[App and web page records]

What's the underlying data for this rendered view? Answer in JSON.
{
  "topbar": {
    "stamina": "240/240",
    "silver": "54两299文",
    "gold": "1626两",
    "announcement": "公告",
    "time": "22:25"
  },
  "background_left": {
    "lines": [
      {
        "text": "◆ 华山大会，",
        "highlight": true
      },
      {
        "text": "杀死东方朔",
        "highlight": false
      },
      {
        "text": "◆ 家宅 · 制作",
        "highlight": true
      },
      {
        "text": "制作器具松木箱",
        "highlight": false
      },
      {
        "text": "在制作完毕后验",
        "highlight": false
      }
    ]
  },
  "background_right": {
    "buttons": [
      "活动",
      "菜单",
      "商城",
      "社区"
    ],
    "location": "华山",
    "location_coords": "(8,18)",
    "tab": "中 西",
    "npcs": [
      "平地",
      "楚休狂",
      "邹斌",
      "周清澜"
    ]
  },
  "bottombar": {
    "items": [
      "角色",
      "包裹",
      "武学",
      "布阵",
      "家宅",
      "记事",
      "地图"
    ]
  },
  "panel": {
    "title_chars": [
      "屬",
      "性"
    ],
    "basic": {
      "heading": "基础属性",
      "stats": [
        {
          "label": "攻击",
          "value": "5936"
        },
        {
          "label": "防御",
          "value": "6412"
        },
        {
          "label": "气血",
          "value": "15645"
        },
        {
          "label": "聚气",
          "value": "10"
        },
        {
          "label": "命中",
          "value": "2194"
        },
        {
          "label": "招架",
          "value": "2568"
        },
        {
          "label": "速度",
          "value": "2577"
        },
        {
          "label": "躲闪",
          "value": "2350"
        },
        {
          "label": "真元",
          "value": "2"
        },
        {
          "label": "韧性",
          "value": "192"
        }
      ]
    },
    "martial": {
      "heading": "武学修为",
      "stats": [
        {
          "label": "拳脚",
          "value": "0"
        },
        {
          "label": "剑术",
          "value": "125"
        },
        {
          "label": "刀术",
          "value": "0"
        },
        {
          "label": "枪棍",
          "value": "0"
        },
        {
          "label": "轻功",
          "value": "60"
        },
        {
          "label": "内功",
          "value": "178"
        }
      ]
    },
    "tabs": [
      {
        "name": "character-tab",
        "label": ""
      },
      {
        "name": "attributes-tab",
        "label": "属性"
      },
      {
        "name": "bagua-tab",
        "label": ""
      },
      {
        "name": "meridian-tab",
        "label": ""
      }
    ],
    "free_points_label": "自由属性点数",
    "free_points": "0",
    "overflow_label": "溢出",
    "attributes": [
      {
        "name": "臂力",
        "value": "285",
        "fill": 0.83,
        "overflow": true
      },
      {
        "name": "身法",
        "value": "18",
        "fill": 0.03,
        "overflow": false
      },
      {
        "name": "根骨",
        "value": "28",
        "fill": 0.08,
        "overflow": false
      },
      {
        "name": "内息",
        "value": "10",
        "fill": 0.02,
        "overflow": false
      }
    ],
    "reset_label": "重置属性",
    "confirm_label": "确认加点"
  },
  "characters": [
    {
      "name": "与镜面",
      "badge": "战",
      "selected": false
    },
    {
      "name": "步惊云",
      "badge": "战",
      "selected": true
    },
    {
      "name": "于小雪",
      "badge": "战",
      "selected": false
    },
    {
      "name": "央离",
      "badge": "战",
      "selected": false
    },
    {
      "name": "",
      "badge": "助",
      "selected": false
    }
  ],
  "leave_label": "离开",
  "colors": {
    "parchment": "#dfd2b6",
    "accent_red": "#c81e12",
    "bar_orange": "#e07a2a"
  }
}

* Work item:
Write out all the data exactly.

* Result for this exercise:
What's the underlying data for this rendered view? Answer in JSON.
{
  "topbar": {
    "stamina": "240/240",
    "silver": "54两299文",
    "gold": "1626两",
    "announcement": "公告",
    "time": "22:25"
  },
  "background_left": {
    "lines": [
      {
        "text": "◆ 华山大会，",
        "highlight": true
      },
      {
        "text": "杀死东方朔",
        "highlight": false
      },
      {
        "text": "◆ 家宅 · 制作",
        "highlight": true
      },
      {
        "text": "制作器具松木箱",
        "highlight": false
      },
      {
        "text": "在制作完毕后验",
        "highlight": false
      }
    ]
  },
  "background_right": {
    "buttons": [
      "活动",
      "菜单",
      "商城",
      "社区"
    ],
    "location": "华山",
    "location_coords": "(8,18)",
    "tab": "中 西",
    "npcs": [
      "平地",
      "楚休狂",
      "邹斌",
      "周清澜"
    ]
  },
  "bottombar": {
    "items": [
      "角色",
      "包裹",
      "武学",
      "布阵",
      "家宅",
      "记事",
      "地图"
    ]
  },
  "panel": {
    "title_chars": [
      "屬",
      "性"
    ],
    "basic": {
      "heading": "基础属性",
      "stats": [
        {
          "label": "攻击",
          "value": "5936"
        },
        {
          "label": "防御",
          "value": "6412"
        },
        {
          "label": "气血",
          "value": "15645"
        },
        {
          "label": "聚气",
          "value": "10"
        },
        {
          "label": "命中",
          "value": "2194"
        },
        {
          "label": "招架",
          "value": "2568"
        },
        {
          "label": "速度",
          "value": "2577"
        },
        {
          "label": "躲闪",
          "value": "2350"
        },
        {
          "label": "真元",
          "value": "2"
        },
        {
          "label": "韧性",
          "value": "192"
        }
      ]
    },
    "martial": {
      "heading": "武学修为",
      "stats": [
        {
          "label": "拳脚",
          "value": "0"
        },
        {
          "label": "剑术",
          "value": "125"
        },
        {
          "label": "刀术",
          "value": "0"
        },
        {
          "label": "枪棍",
          "value": "0"
        },
        {
          "label": "轻功",
          "value": "60"
        },
        {
          "label": "内功",
          "value": "178"
        }
      ]
    },
    "tabs": [
      {
        "name": "character-tab",
        "label": ""
      },
      {
        "name": "attributes-tab",
        "label": "属性"
      },
      {
        "name": "bagua-tab",
        "label": ""
      },
      {
        "name": "meridian-tab",
        "label": ""
      }
    ],
    "free_points_label": "自由属性点数",
    "free_points": "0",
    "overflow_label": "溢出",
    "attributes": [
      {
        "name": "臂力",
        "value": "285",
        "fill": 0.83,
        "overflow": true
      },
      {
        "name": "身法",
        "value": "18",
        "fill": 0.03,
        "overflow": false
      },
      {
        "name": "根骨",
        "value": "28",
        "fill": 0.08,
        "overflow": false
      },
      {
        "name": "内息",
        "value": "10",
        "fill": 0.02,
        "overflow": false
      }
    ],
    "reset_label": "重置属性",
    "confirm_label": "确认加点"
  },
  "characters": [
    {
      "name": "与镜面",
      "badge": "战",
      "selected": false
    },
    {
      "name": "步惊云",
      "badge": "战",
      "selected": true
    },
    {
      "name": "于小雪",
      "badge": "战",
      "selected": false
    },
    {
      "name": "央离",
      "badge": "战",
      "selected": false
    },
    {
      "name": "",
      "badge": "助",
      "selected": false
    }
  ],
  "leave_label": "离开",
  "colors": {
    "parchment": "#dfd2b6",
    "accent_red": "#c81e12",
    "bar_orange": "#e07a2a"
  }
}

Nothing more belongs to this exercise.